◆ **Stored data**:

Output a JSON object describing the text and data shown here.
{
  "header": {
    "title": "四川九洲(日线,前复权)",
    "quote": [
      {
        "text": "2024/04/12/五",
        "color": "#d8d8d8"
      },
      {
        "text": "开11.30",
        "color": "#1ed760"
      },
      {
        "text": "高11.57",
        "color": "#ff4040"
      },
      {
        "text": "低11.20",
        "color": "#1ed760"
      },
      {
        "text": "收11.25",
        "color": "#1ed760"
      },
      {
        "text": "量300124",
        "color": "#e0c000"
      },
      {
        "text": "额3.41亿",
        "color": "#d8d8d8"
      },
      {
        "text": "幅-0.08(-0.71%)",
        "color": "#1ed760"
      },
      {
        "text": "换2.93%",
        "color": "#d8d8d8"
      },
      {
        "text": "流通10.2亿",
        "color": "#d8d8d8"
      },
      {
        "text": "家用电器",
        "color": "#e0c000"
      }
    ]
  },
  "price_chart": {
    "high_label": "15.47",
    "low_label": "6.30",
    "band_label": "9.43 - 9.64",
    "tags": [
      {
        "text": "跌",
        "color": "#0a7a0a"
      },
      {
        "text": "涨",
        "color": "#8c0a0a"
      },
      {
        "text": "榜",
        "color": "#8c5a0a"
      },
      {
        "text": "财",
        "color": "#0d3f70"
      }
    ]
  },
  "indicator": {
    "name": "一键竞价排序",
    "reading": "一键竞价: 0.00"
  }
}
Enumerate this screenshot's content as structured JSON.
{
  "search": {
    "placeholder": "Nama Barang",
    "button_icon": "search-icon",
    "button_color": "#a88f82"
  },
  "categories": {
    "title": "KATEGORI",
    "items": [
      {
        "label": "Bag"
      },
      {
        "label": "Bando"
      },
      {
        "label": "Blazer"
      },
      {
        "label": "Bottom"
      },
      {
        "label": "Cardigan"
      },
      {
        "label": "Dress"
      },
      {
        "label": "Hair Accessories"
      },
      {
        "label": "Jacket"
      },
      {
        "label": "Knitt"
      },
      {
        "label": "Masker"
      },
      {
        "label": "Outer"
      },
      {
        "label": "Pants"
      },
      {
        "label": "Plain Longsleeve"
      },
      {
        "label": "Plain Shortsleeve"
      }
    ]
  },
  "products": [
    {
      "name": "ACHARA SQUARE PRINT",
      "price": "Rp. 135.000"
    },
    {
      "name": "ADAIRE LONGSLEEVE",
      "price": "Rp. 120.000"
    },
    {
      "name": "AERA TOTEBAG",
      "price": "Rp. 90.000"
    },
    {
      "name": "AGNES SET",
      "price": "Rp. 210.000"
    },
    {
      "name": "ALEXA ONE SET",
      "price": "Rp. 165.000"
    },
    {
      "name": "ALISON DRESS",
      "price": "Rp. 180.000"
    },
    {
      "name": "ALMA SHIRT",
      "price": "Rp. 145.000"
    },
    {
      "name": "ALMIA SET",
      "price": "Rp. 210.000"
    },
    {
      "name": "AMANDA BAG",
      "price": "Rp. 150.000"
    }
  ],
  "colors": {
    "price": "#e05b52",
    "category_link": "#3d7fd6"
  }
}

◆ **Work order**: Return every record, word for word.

◆ **Finished task**:
Output a JSON object describing the text and data shown here.
{
  "header": {
    "title": "四川九洲(日线,前复权)",
    "quote": [
      {
        "text": "2024/04/12/五",
        "color": "#d8d8d8"
      },
      {
        "text": "开11.30",
        "color": "#1ed760"
      },
      {
        "text": "高11.57",
        "color": "#ff4040"
      },
      {
        "text": "低11.20",
        "color": "#1ed760"
      },
      {
        "text": "收11.25",
        "color": "#1ed760"
      },
      {
        "text": "量300124",
        "color": "#e0c000"
      },
      {
        "text": "额3.41亿",
        "color": "#d8d8d8"
      },
      {
        "text": "幅-0.08(-0.71%)",
        "color": "#1ed760"
      },
      {
        "text": "换2.93%",
        "color": "#d8d8d8"
      },
      {
        "text": "流通10.2亿",
        "color": "#d8d8d8"
      },
      {
        "text": "家用电器",
        "color": "#e0c000"
      }
    ]
  },
  "price_chart": {
    "high_label": "15.47",
    "low_label": "6.30",
    "band_label": "9.43 - 9.64",
    "tags": [
      {
        "text": "跌",
        "color": "#0a7a0a"
      },
      {
        "text": "涨",
        "color": "#8c0a0a"
      },
      {
        "text": "榜",
        "color": "#8c5a0a"
      },
      {
        "text": "财",
        "color": "#0d3f70"
      }
    ]
  },
  "indicator": {
    "name": "一键竞价排序",
    "reading": "一键竞价: 0.00"
  }
}
Enumerate this screenshot's content as structured JSON.
{
  "search": {
    "placeholder": "Nama Barang",
    "button_icon": "search-icon",
    "button_color": "#a88f82"
  },
  "categories": {
    "title": "KATEGORI",
    "items": [
      {
        "label": "Bag"
      },
      {
        "label": "Bando"
      },
      {
        "label": "Blazer"
      },
      {
        "label": "Bottom"
      },
      {
        "label": "Cardigan"
      },
      {
        "label": "Dress"
      },
      {
        "label": "Hair Accessories"
      },
      {
        "label": "Jacket"
      },
      {
        "label": "Knitt"
      },
      {
        "label": "Masker"
      },
      {
        "label": "Outer"
      },
      {
        "label": "Pants"
      },
      {
        "label": "Plain Longsleeve"
      },
      {
        "label": "Plain Shortsleeve"
      }
    ]
  },
  "products": [
    {
      "name": "ACHARA SQUARE PRINT",
      "price": "Rp. 135.000"
    },
    {
      "name": "ADAIRE LONGSLEEVE",
      "price": "Rp. 120.000"
    },
    {
      "name": "AERA TOTEBAG",
      "price": "Rp. 90.000"
    },
    {
      "name": "AGNES SET",
      "price": "Rp. 210.000"
    },
    {
      "name": "ALEXA ONE SET",
      "price": "Rp. 165.000"
    },
    {
      "name": "ALISON DRESS",
      "price": "Rp. 180.000"
    },
    {
      "name": "ALMA SHIRT",
      "price": "Rp. 145.000"
    },
    {
      "name": "ALMIA SET",
      "price": "Rp. 210.000"
    },
    {
      "name": "AMANDA BAG",
      "price": "Rp. 150.000"
    }
  ],
  "colors": {
    "price": "#e05b52",
    "category_link": "#3d7fd6"
  }
}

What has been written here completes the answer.